Bernal Díaz del Castillo Ø 3 free download

review Historia verdadera de la conuista de la Nueva España Bernal Díaz del Castillo Ø 3 free download review Ó eBook or Kindle ePUB Ø Bernal Díaz del Castillo Fers a uniue eyewitness view of the conuest of one of the greatest civilizations in the New WorldJ M Cohen’s clear fluent translation is supplemented by an introduction that illuminates the life and memories of Bernal Díaz and explores changing views of the conuest and there are also maps of the conuered territo.
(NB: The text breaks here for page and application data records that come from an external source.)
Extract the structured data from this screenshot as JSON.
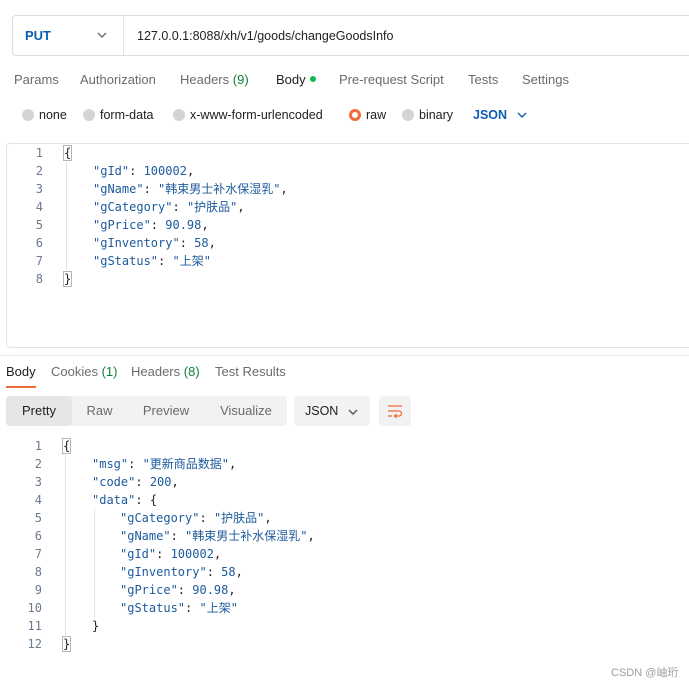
{
  "request": {
    "method": "PUT",
    "url": "127.0.0.1:8088/xh/v1/goods/changeGoodsInfo"
  },
  "request_tabs": [
    {
      "label": "Params"
    },
    {
      "label": "Authorization"
    },
    {
      "label": "Headers",
      "count": "(9)"
    },
    {
      "label": "Body"
    },
    {
      "label": "Pre-request Script"
    },
    {
      "label": "Tests"
    },
    {
      "label": "Settings"
    }
  ],
  "body_types": [
    "none",
    "form-data",
    "x-www-form-urlencoded",
    "raw",
    "binary"
  ],
  "body_format": "JSON",
  "request_body": {
    "line_numbers": [
      "1",
      "2",
      "3",
      "4",
      "5",
      "6",
      "7",
      "8"
    ],
    "open_brace": "{",
    "close_brace": "}",
    "fields": [
      {
        "key": "\"gId\"",
        "value": "100002",
        "type": "number"
      },
      {
        "key": "\"gName\"",
        "value": "\"韩束男士补水保湿乳\"",
        "type": "string"
      },
      {
        "key": "\"gCategory\"",
        "value": "\"护肤品\"",
        "type": "string"
      },
      {
        "key": "\"gPrice\"",
        "value": "90.98",
        "type": "number"
      },
      {
        "key": "\"gInventory\"",
        "value": "58",
        "type": "number"
      },
      {
        "key": "\"gStatus\"",
        "value": "\"上架\"",
        "type": "string"
      }
    ]
  },
  "response_tabs": [
    {
      "label": "Body"
    },
    {
      "label": "Cookies",
      "count": "(1)"
    },
    {
      "label": "Headers",
      "count": "(8)"
    },
    {
      "label": "Test Results"
    }
  ],
  "view_modes": [
    "Pretty",
    "Raw",
    "Preview",
    "Visualize"
  ],
  "response_format": "JSON",
  "response_body": {
    "line_numbers": [
      "1",
      "2",
      "3",
      "4",
      "5",
      "6",
      "7",
      "8",
      "9",
      "10",
      "11",
      "12"
    ],
    "open_brace": "{",
    "close_brace": "}",
    "msg_key": "\"msg\"",
    "msg_value": "\"更新商品数据\"",
    "code_key": "\"code\"",
    "code_value": "200",
    "data_key": "\"data\"",
    "data_open": "{",
    "data_close": "}",
    "data_fields": [
      {
        "key": "\"gCategory\"",
        "value": "\"护肤品\"",
        "type": "string"
      },
      {
        "key": "\"gName\"",
        "value": "\"韩束男士补水保湿乳\"",
        "type": "string"
      },
      {
        "key": "\"gId\"",
        "value": "100002",
        "type": "number"
      },
      {
        "key": "\"gInventory\"",
        "value": "58",
        "type": "number"
      },
      {
        "key": "\"gPrice\"",
        "value": "90.98",
        "type": "number"
      },
      {
        "key": "\"gStatus\"",
        "value": "\"上架\"",
        "type": "string"
      }
    ]
  },
  "watermark": "CSDN @岫珩",
  "colors": {
    "method": "#0b5fb3",
    "accent": "#f26b3a",
    "count": "#0f7d3a",
    "body_dot": "#0cbb52"
  }
}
The Conuest of New Spain MexicoBy Bernal Diaz del Castillo 1495 1584 The true story told by the eye witness as being History as he has seen it and witnessed itHernando Cortez is the name of the leader of the expedition commonly associated with New Spain and Mexico the ancient capital of the Aztec EmpireCortez and his six hundred soldiers sixteen horses and some light artillery set out from Cuba in 1519 with orders to explore the continent and to bring back gold and richesHowever Cortez decided to change the orders and make his own fortune by colonising whatever city and country he could conuer To prevent some of his soldiers to return back to Cuba he had his three ships destroyed after landingFrom 1519 to 1521 the author a simple soldier under Cortez counts 119 terrible battles in which he himself was engaged and was wounded a countless number of times The Indians while largely outnumbering the invaders opposed fierce defences and fought extremely bravely but the Spaniard had Armor protections gunpowder and horses unknown and frightening to the IndiansA great clash of civilisations The greed for gold and the fanatic willpower to impose the Christian Faith upon the Indians while destroying their ancient Idols and prevent the human sacrifices to them made up a cruel context that we can hardly imagine todayBernal Diaz was over eighty years old when he composed this memoir not from a diary but from an exceptional memory only five of his companions are still aliveHis style is narrative and simple but overwhelming in details of action and names not only of his Spanish friends and soldiers but also from countless Indian chiefs and villagesHis tale has rightly been compared with the Anabase by Xenophon which he surpasses in volume